**DATA:**
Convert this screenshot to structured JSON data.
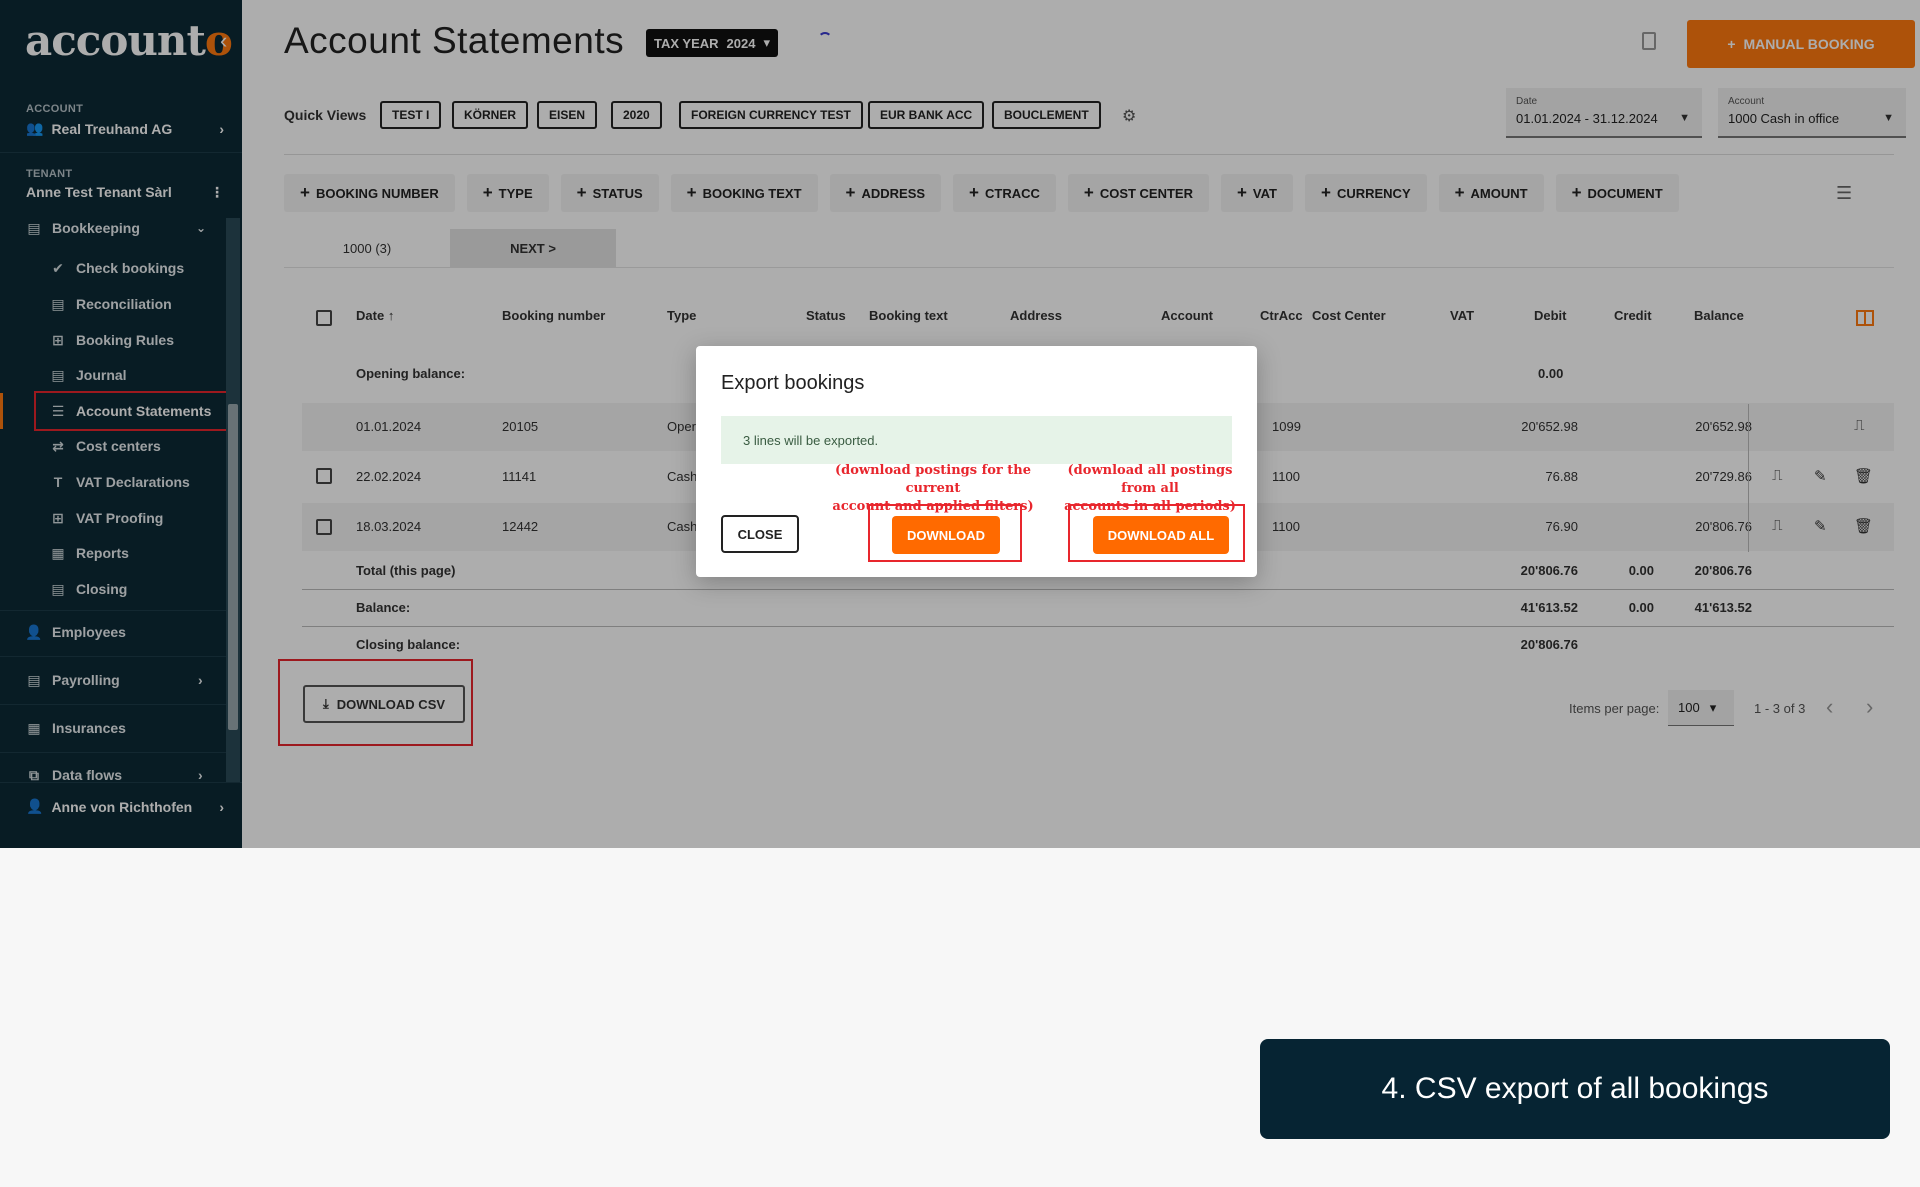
{
  "sidebar": {
    "logo_main": "account",
    "logo_accent": "o",
    "account_label": "ACCOUNT",
    "account_name": "Real Treuhand AG",
    "tenant_label": "TENANT",
    "tenant_name": "Anne Test Tenant Sàrl",
    "group_label": "Bookkeeping",
    "items": [
      {
        "label": "Check bookings",
        "icon": "double-check-icon"
      },
      {
        "label": "Reconciliation",
        "icon": "card-icon"
      },
      {
        "label": "Booking Rules",
        "icon": "table-icon"
      },
      {
        "label": "Journal",
        "icon": "card-icon"
      },
      {
        "label": "Account Statements",
        "icon": "lines-icon"
      },
      {
        "label": "Cost centers",
        "icon": "swap-icon"
      },
      {
        "label": "VAT Declarations",
        "icon": "text-icon"
      },
      {
        "label": "VAT Proofing",
        "icon": "table-icon"
      },
      {
        "label": "Reports",
        "icon": "document-icon"
      },
      {
        "label": "Closing",
        "icon": "card-icon"
      }
    ],
    "sections": [
      "Employees",
      "Payrolling",
      "Insurances",
      "Data flows"
    ],
    "user_name": "Anne von Richthofen"
  },
  "header": {
    "title": "Account Statements",
    "tax_year_label": "TAX YEAR",
    "tax_year_value": "2024",
    "manual_booking": "MANUAL BOOKING"
  },
  "quick_views": {
    "label": "Quick Views",
    "chips": [
      "TEST I",
      "KÖRNER",
      "EISEN",
      "2020",
      "FOREIGN CURRENCY TEST",
      "EUR BANK ACC",
      "BOUCLEMENT"
    ]
  },
  "date_filter": {
    "label": "Date",
    "value": "01.01.2024 - 31.12.2024"
  },
  "account_filter": {
    "label": "Account",
    "value": "1000 Cash in office"
  },
  "filters": [
    "BOOKING NUMBER",
    "TYPE",
    "STATUS",
    "BOOKING TEXT",
    "ADDRESS",
    "CTRACC",
    "COST CENTER",
    "VAT",
    "CURRENCY",
    "AMOUNT",
    "DOCUMENT"
  ],
  "account_tabs": {
    "current": "1000 (3)",
    "next": "NEXT >"
  },
  "table": {
    "headers": {
      "date": "Date",
      "booking_number": "Booking number",
      "type": "Type",
      "status": "Status",
      "booking_text": "Booking text",
      "address": "Address",
      "account": "Account",
      "ctracc": "CtrAcc",
      "cost_center": "Cost Center",
      "vat": "VAT",
      "debit": "Debit",
      "credit": "Credit",
      "balance": "Balance"
    },
    "opening_label": "Opening balance:",
    "opening_value": "0.00",
    "rows": [
      {
        "date": "01.01.2024",
        "number": "20105",
        "type": "Oper",
        "ctracc": "1099",
        "debit": "20'652.98",
        "balance": "20'652.98"
      },
      {
        "date": "22.02.2024",
        "number": "11141",
        "type": "Cash",
        "ctracc": "1100",
        "debit": "76.88",
        "balance": "20'729.86"
      },
      {
        "date": "18.03.2024",
        "number": "12442",
        "type": "Cash",
        "ctracc": "1100",
        "debit": "76.90",
        "balance": "20'806.76"
      }
    ],
    "total_label": "Total (this page)",
    "total_debit": "20'806.76",
    "total_credit": "0.00",
    "total_balance": "20'806.76",
    "balance_label": "Balance:",
    "balance_debit": "41'613.52",
    "balance_credit": "0.00",
    "balance_balance": "41'613.52",
    "closing_label": "Closing balance:",
    "closing_debit": "20'806.76"
  },
  "footer": {
    "download_csv": "DOWNLOAD CSV",
    "items_per_page_label": "Items per page:",
    "items_per_page": "100",
    "pager": "1 - 3 of 3"
  },
  "dialog": {
    "title": "Export bookings",
    "info": "3 lines will be exported.",
    "close": "CLOSE",
    "download": "DOWNLOAD",
    "download_all": "DOWNLOAD ALL",
    "note_download_1": "(download postings for the current",
    "note_download_2": "account and applied filters)",
    "note_all_1": "(download all postings from all",
    "note_all_2": "accounts in all periods)"
  },
  "caption": "4. CSV export of all bookings",
  "colors": {
    "accent": "#ff7a10",
    "sidebar": "#0d2a36",
    "annotation": "#e8262d",
    "caption_bg": "#062433"
  }
}
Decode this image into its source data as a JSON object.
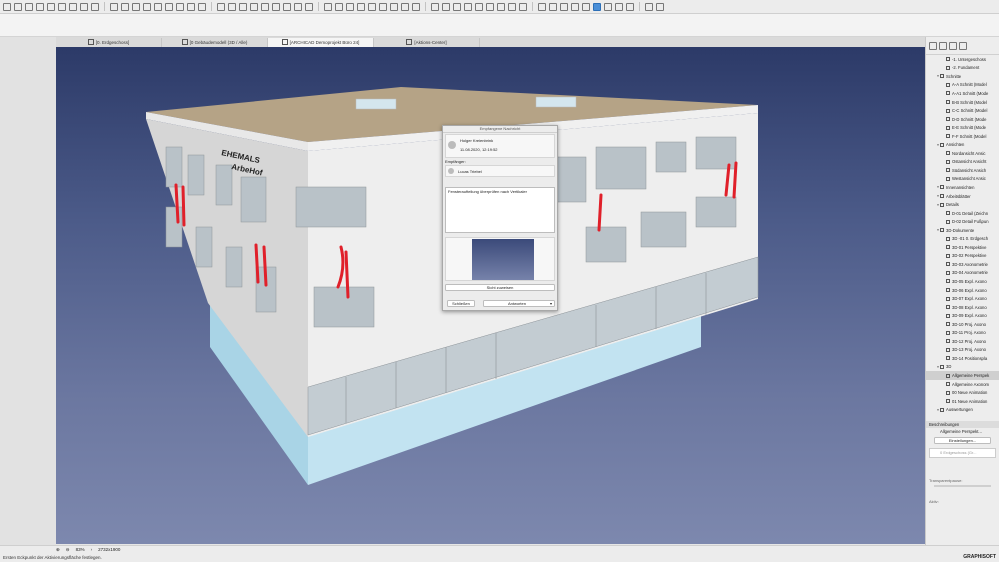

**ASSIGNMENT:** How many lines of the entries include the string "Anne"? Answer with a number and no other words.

**RESPONSE TO THIS TASK:** 2